Kelton’s parents gave him a Bible for his eleventh birthday, four months ago. He’s never taken it out of the box.

Jaden brings his Bible to church, slams it on the table, and sits the rest of the hour with his arms crossed.

Barrett, certain he won’t need it at home, leaves his Bible at church on Sundays.

Hang around preteen boys at church, and you’ll discover that these behaviors, though undesirable, are not uncommon.  You have a unique opportunity to help boys (and girls) recognize the value of God’s Word. Here’s how:

Use navigational aids. Remember that some of your preteens are new to church, and a thick book arranged in neither alphabetical nor numerical order is hard to navigate. Assure boys, “It’s always OK to use the table of contents!” Frequently and briefly review the significance of chapter and verse numbers.

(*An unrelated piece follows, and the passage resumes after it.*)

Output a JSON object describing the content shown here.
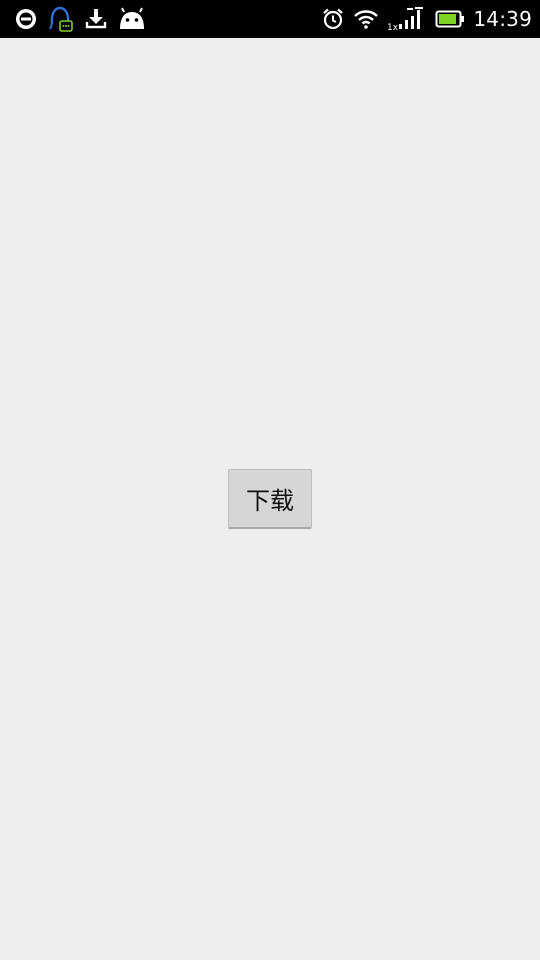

Use Bibles every session. Technology makes it possible for teachers to flash verses on a screen, use search engines to find them, or spit out a printout of a Bible passage. Don’t forget to encourage preteens to experience the Bible the traditional way—hands-on and minds on! (You can add technological techniques as kids improve in Bible-handling expertise.)

Use affirmation. Privately recognize boys who bring their own Bibles to church. Encourage them to show you what Bible translation they are using, as well as the maps, dictionaries, or other study helps it contains. As time and conversation permit, explain which study helps are your favorites and why.

Use natural preteen curiosity. How do you get boys to use their Bibles in between Sundays? Trick them, of course! Bait boys with bits and bites of Bible stories about heroes, battles, spies, and God’s supernatural power. Tell enough of the story to pique their interest, then tell boys where they can read the rest.

Use your Bible! Let boys see you carrying, reading, and respecting your Bible. Tell them about meaningful passages you read and how they helped you make it through a tough week. Keep up the habit of marking and memorizing Scriptures and sharing them with preteens when you teach.

What suggestions do you have for making preteens excited about the Bible?  

G.G. Mathis teaches preteens at Forest Park Baptist Church in Joplin, Missouri.